Pre-IND Submission Expected in Early to Mid 2023

Despite the demonstrated effective antigen presenting and T-cell stimulating capacity of Dendritic Cells (DCs), the clinical response of DC-based immunotherapy remains limited. Therefore, Enochian is working on improving the stimulatory capacity of DCs by genetically modifying DCs.

Our platform of genetically modified DCs can be translated into several different anti-tumor immunotherapies after either, ex vivo exposure to tumor lysates, loading with tumor proteins or peptides, or transduction with genetic material encoding these tumor signatures. This DC technology platform could be for solid tumors (80% of the cancer market) that the CAR-T Cell technology is for liquid tumors, i.e. blood cancers (20% of the cancer market) and potentially more potent.

We believe that our platform could be one of the most promising and effective strategies to achieve life-long remission for a number of common and deadly tumors.

ENOB-DC-11: Genetically-modified Allogeneic Dendritic Cells as Potential Cure

Based on learning from peer-reviewed publications of Phase I/IIa trials, we have designed an innovative therapeutic vaccination platform that could potentially be used to induce life-long remissions from some of the deadliest solid tumors. The survival rate in pancreatic cancer is only 5 to 10 percent at 5 years.

Initial preclinical in vitro and proof of concept in vivo studies have been encouraging.
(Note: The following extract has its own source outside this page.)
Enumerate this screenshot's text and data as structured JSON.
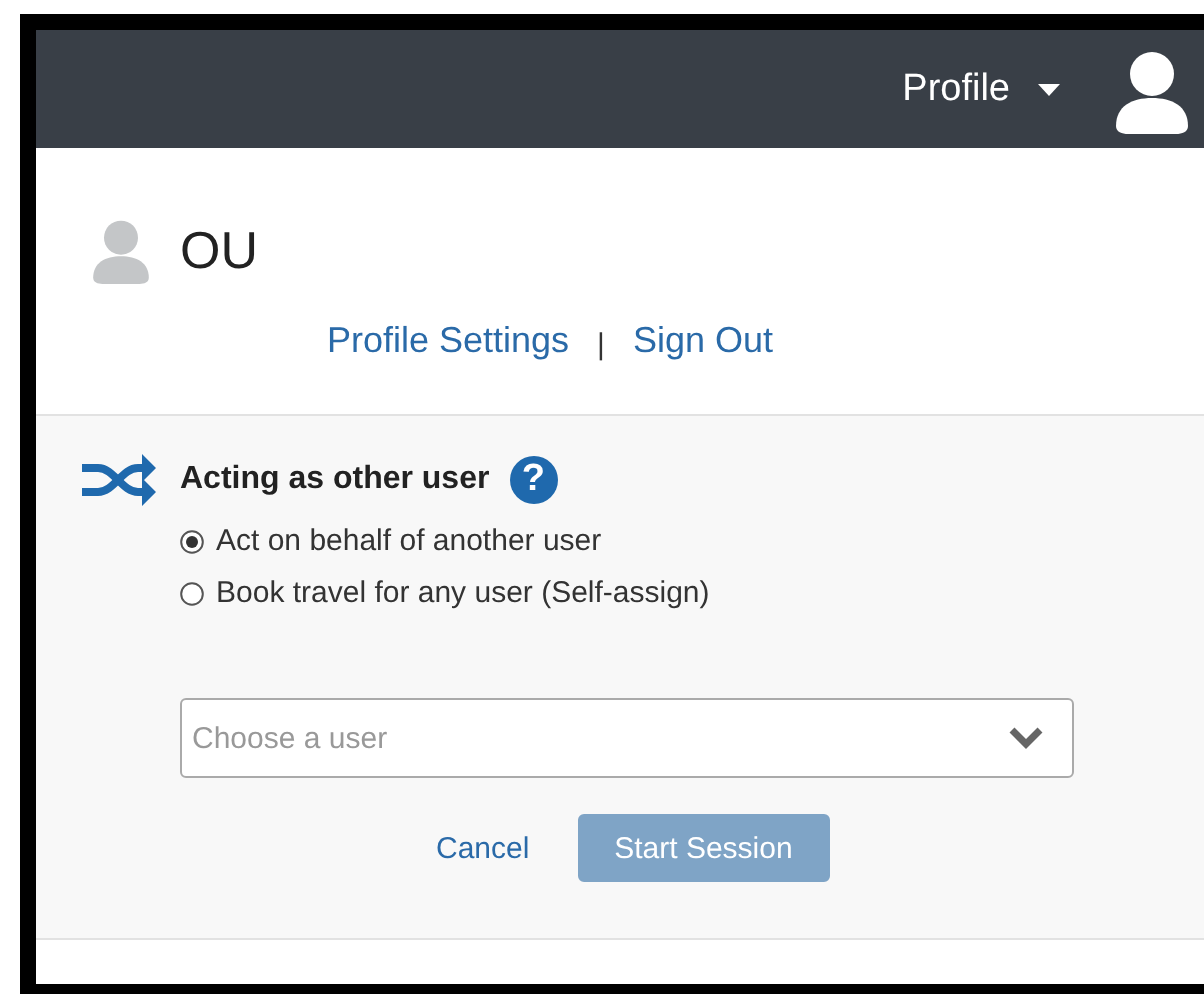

The platform might also allow for non-specific immune enhancement that could have impact against a broad array of solid tumors. We initially plan to target pancreatic cancer. Other potential targets for later development could include triple-negative breast cancer, glioblastoma, or renal cell carcinoma. As with HIV, our approach would potentially allow for outpatient therapy without wiping out or significantly impairing the patient’s immune system, as many current approaches require.

Enochian BioSciences has initiated a collaboration with Dr. Anahid Jewett from UCLA to study further the in vitro and in vivo effectiveness of the approach in pancreatic cancer. Dr. Jewett created an innovative pancreatic cancer mouse model that mimics the human immune system in combination with implanted human cancer cells. Early results show promising substantial tumor size reduction. We are now fully committed to process development/improvements and hope to have confirmatory in vivo data by the end of 2022 with potential Pre-IND submission early/mid 2023. If successful, clinical trials in humans could be possible by the end of 2023 or the first half of 2024.